The team decided to wait a day because humans who receive devastating spinal injuries from car accidents, gunshots and so on also experience delays in getting treatment.

Four weeks later, mice who received the treatment regained their ability to walk almost as well as before the injury. Those left untreated did not.

So what’s the upshot for you? The upside is that the nervous system is highly similar across mammal species, so testing will move on to human trials quickly. The downside is that this area of research is littered with false starts… and really doesn’t have anything to do with IT Privacy and Security.

EG :egypt: Hundreds stung by scorpions after deadly floods

Egypt is home to fat-tailed scorpions that are among the most deadly in the world. Venom from a black fat-tail can kill humans in under an hour.

Symptoms related to widespread venom effects can include difficulty breathing, muscle twitching, and unusual head movements.

Anti-venom is used as a preventative measure before symptoms arise, but can also work once symptoms start to worsen.

Update 16 November 2021: Egypt’s health ministry said no one was killed by scorpion stings, as had originally been reported."

So what’s the upshot for you? People were urged to stay at home and avoid places with many trees…i.e. Keep working in front of that computer!

US: America is hiring a record number of robots

"Factories and other industrial users ordered 29,000 robots, 37% more than during the same period last year, valued at $1.48 billion, according to data compiled by the industry group the Association for Advancing Automation.

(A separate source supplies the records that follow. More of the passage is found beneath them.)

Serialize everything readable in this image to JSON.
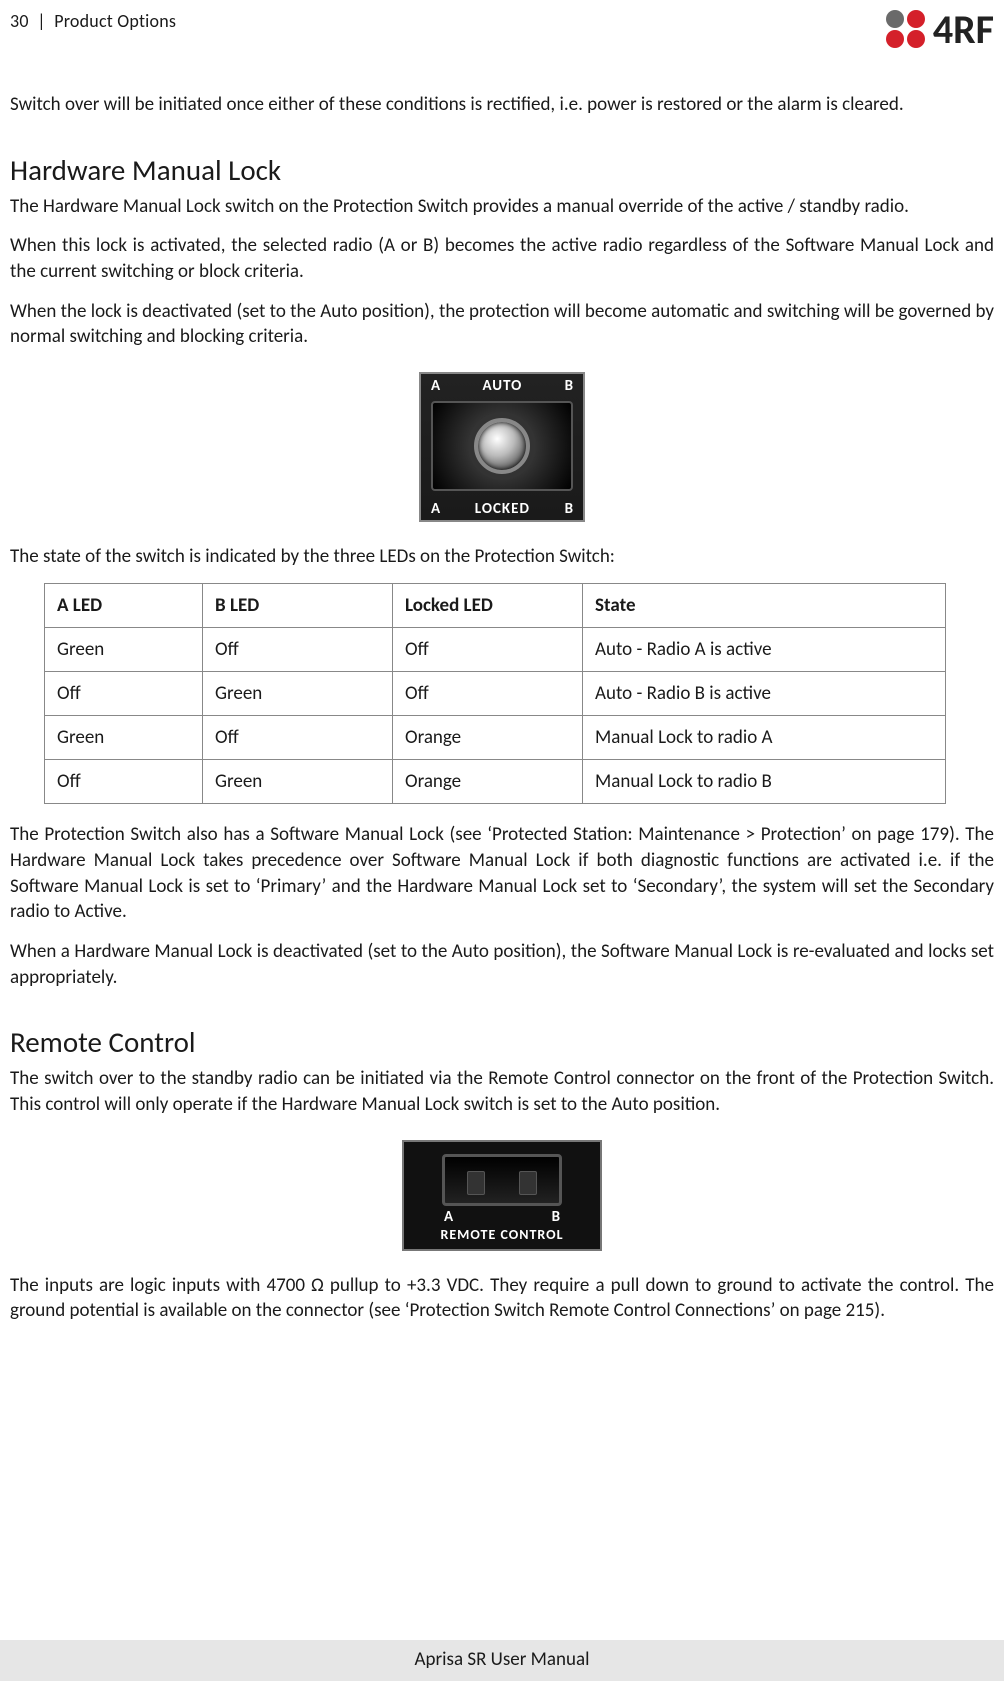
{
  "header": {
    "page_number": "30",
    "section": "Product Options",
    "brand": "4RF"
  },
  "intro": "Switch over will be initiated once either of these conditions is rectified, i.e. power is restored or the alarm is cleared.",
  "hml": {
    "title": "Hardware Manual Lock",
    "p1": "The Hardware Manual Lock switch on the Protection Switch provides a manual override of the active / standby radio.",
    "p2": "When this lock is activated, the selected radio (A or B) becomes the active radio regardless of the Software Manual Lock and the current switching or block criteria.",
    "p3": "When the lock is deactivated (set to the Auto position), the protection will become automatic and switching will be governed by normal switching and blocking criteria.",
    "switch_labels": {
      "a": "A",
      "auto": "AUTO",
      "b": "B",
      "locked": "LOCKED"
    },
    "leds_intro": "The state of the switch is indicated by the three LEDs on the Protection Switch:",
    "table": {
      "headers": [
        "A LED",
        "B LED",
        "Locked LED",
        "State"
      ],
      "rows": [
        [
          "Green",
          "Off",
          "Off",
          "Auto - Radio A is active"
        ],
        [
          "Off",
          "Green",
          "Off",
          "Auto - Radio B is active"
        ],
        [
          "Green",
          "Off",
          "Orange",
          "Manual Lock to radio A"
        ],
        [
          "Off",
          "Green",
          "Orange",
          "Manual Lock to radio B"
        ]
      ]
    },
    "p4": "The Protection Switch also has a Software Manual Lock (see ‘Protected Station: Maintenance > Protection’ on page 179). The Hardware Manual Lock takes precedence over Software Manual Lock if both diagnostic functions are activated i.e. if the Software Manual Lock is set to ‘Primary’ and the Hardware Manual Lock set to ‘Secondary’, the system will set the Secondary radio to Active.",
    "p5": "When a Hardware Manual Lock is deactivated (set to the Auto position), the Software Manual Lock is re-evaluated and locks set appropriately."
  },
  "rc": {
    "title": "Remote Control",
    "p1": "The switch over to the standby radio can be initiated via the Remote Control connector on the front of the Protection Switch. This control will only operate if the Hardware Manual Lock switch is set to the Auto position.",
    "labels": {
      "a": "A",
      "b": "B",
      "title": "REMOTE CONTROL"
    },
    "p2": "The inputs are logic inputs with 4700 Ω pullup to +3.3 VDC. They require a pull down to ground to activate the control. The ground potential is available on the connector (see ‘Protection Switch Remote Control Connections’ on page 215)."
  },
  "footer": "Aprisa SR User Manual"
}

The rush to add robots is part of a larger upswing in investment as companies seek to keep up with strong demand, which in some cases has contributed to shortages of key goods. At the same time, many firms have struggled to lure back workers displaced by the pandemic and view robots as an alternative to adding human muscle to their assembly lines.

In 2020, combined Robot sales to other types of businesses surpassed the auto sector for the first time - and that trend continued this year. In the first nine months of the year, auto-related orders for robots grew 20% to 12,544 units, while orders by non-automotive companies expanded 53% to 16,355.

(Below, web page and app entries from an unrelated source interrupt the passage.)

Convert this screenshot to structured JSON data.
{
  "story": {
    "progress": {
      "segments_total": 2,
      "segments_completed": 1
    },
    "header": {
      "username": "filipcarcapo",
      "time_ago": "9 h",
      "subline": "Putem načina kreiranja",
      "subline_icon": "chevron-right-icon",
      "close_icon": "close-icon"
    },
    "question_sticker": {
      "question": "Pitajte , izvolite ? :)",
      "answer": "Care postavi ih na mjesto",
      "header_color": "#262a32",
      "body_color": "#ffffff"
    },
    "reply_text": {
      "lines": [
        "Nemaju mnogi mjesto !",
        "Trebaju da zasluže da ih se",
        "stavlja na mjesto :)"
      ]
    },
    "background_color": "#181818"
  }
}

“It’s not that automotive is slowing down - auto is up…” But other sectors - from metals to food manufacturers - are growing even faster.

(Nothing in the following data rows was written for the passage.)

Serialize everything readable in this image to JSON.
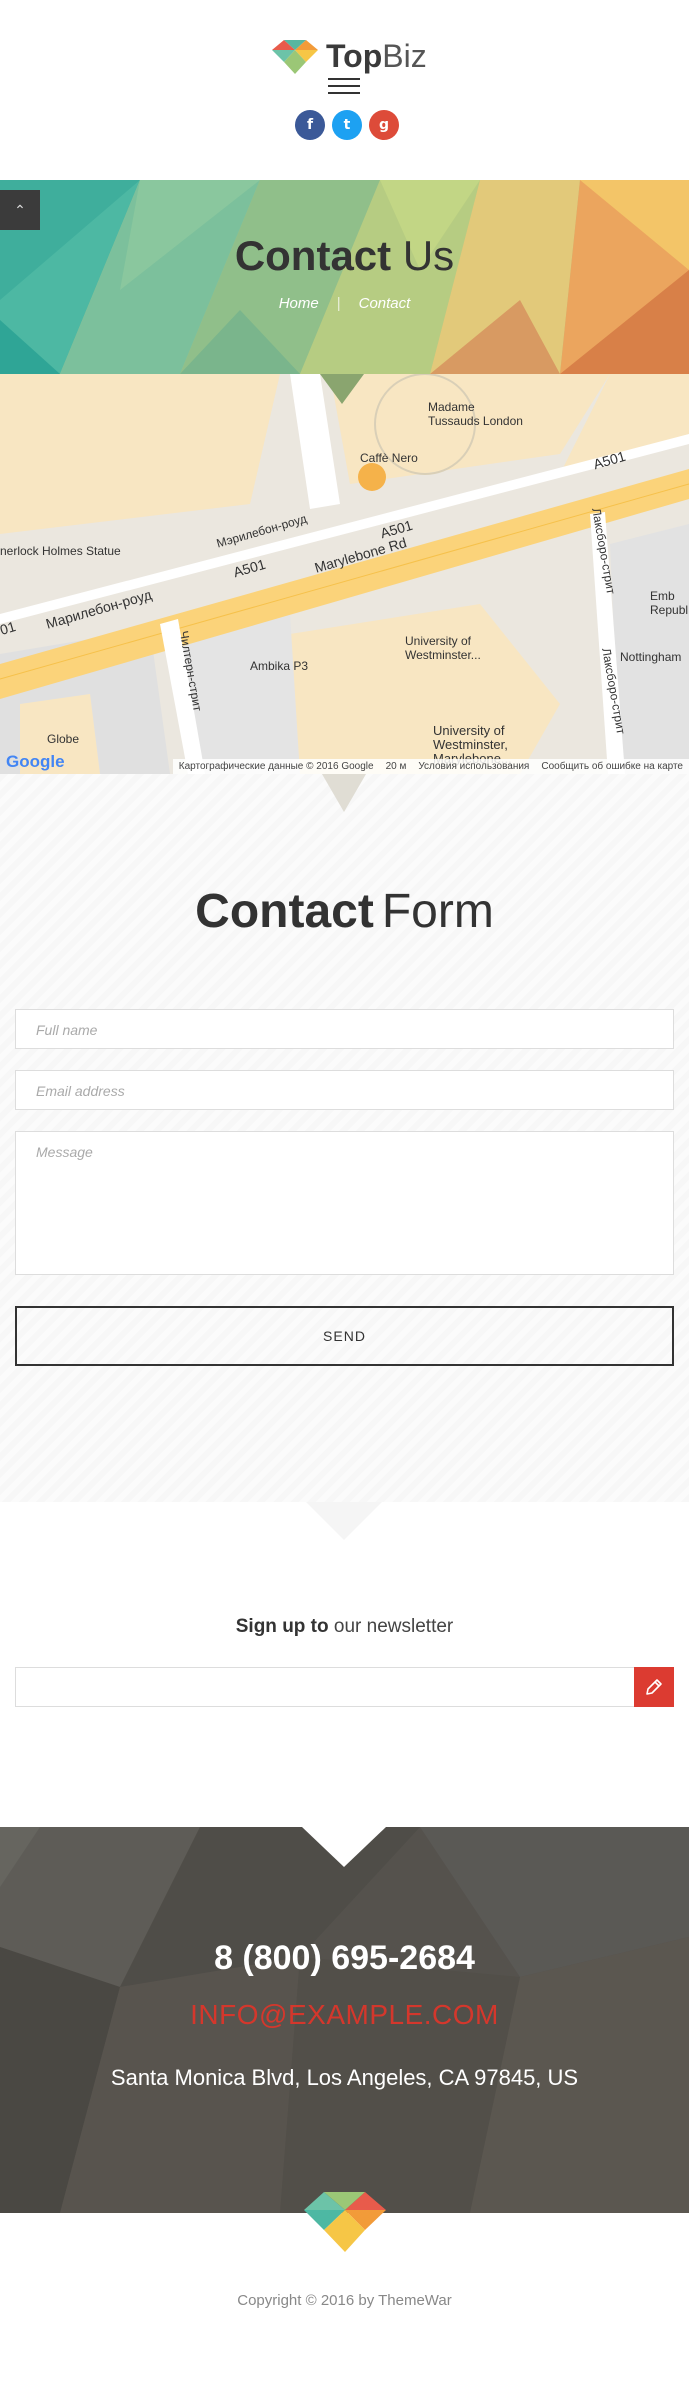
{
  "header": {
    "logo_bold": "Top",
    "logo_light": "Biz",
    "menu_icon": "hamburger-icon",
    "socials": [
      {
        "name": "facebook",
        "glyph": "f",
        "color": "#3b5998"
      },
      {
        "name": "twitter",
        "glyph": "t",
        "color": "#1da1f2"
      },
      {
        "name": "google-plus",
        "glyph": "g",
        "color": "#dd4b39"
      }
    ]
  },
  "hero": {
    "back_to_top_glyph": "⌃",
    "title_bold": "Contact",
    "title_light": "Us",
    "breadcrumb": {
      "home": "Home",
      "separator": "|",
      "current": "Contact"
    }
  },
  "map": {
    "labels": {
      "tussauds": "Madame Tussauds London",
      "caffe": "Caffè Nero",
      "marylebone_road_ru": "Мэрилебон-роуд",
      "a501_1": "A501",
      "a501_2": "A501",
      "a501_3": "A501",
      "a501_4": "01",
      "marylebone_rd": "Marylebone Rd",
      "marylebone_road_ru2": "Марилебон-роуд",
      "holmes": "nerlock Holmes Statue",
      "chiltern": "Чилтерн-стрит",
      "ambika": "Ambika P3",
      "uow1": "University of Westminster...",
      "uow2": "University of Westminster, Marylebone...",
      "luxborough": "Лаксборо-стрит",
      "luxborough2": "Лаксборо-стрит",
      "nottingham": "Nottingham",
      "embassy": "Emb Republ",
      "globe": "Globe"
    },
    "google": "Google",
    "attribution": "Картографические данные © 2016 Google",
    "scale": "20 м",
    "terms": "Условия использования",
    "report": "Сообщить об ошибке на карте"
  },
  "form": {
    "title_bold": "Contact",
    "title_light": "Form",
    "name_placeholder": "Full name",
    "email_placeholder": "Email address",
    "message_placeholder": "Message",
    "send_label": "SEND"
  },
  "newsletter": {
    "title_bold": "Sign up to",
    "title_light": "our newsletter",
    "submit_icon": "pencil-icon"
  },
  "contact_info": {
    "phone": "8 (800) 695-2684",
    "email": "INFO@EXAMPLE.COM",
    "address": "Santa Monica Blvd, Los Angeles, CA 97845, US"
  },
  "footer": {
    "copyright": "Copyright © 2016 by ThemeWar"
  },
  "colors": {
    "accent_red": "#dc3b31",
    "dark": "#333333"
  }
}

Athena Manufacturing, which does metal fabrication for other manufacturers in Austin, Texas, now has seven robots, including four installed this year. It bought its first machine in 2016. Robots have helped Athena respond to a surge in demand, including a 50% jump in orders for parts used by semiconductor equipment manufacturers.
The machines also allowed Athena to move to an around-the-clock operation for the first time last year, he said. The company employs 250 but would have struggled to find workers to fill unpopular overnight shifts."

So what’s the upshot for you? Cue the Jetson’s soundtrack. listen_tiny

Well, that’s it for George and his boy Elroy, but us? We’ll be back with more tantalizing stories of IT Privacy, Security, and maybe even more scorpion stings!

Until then, be kind, stay safe, stay secure and see you in se7en!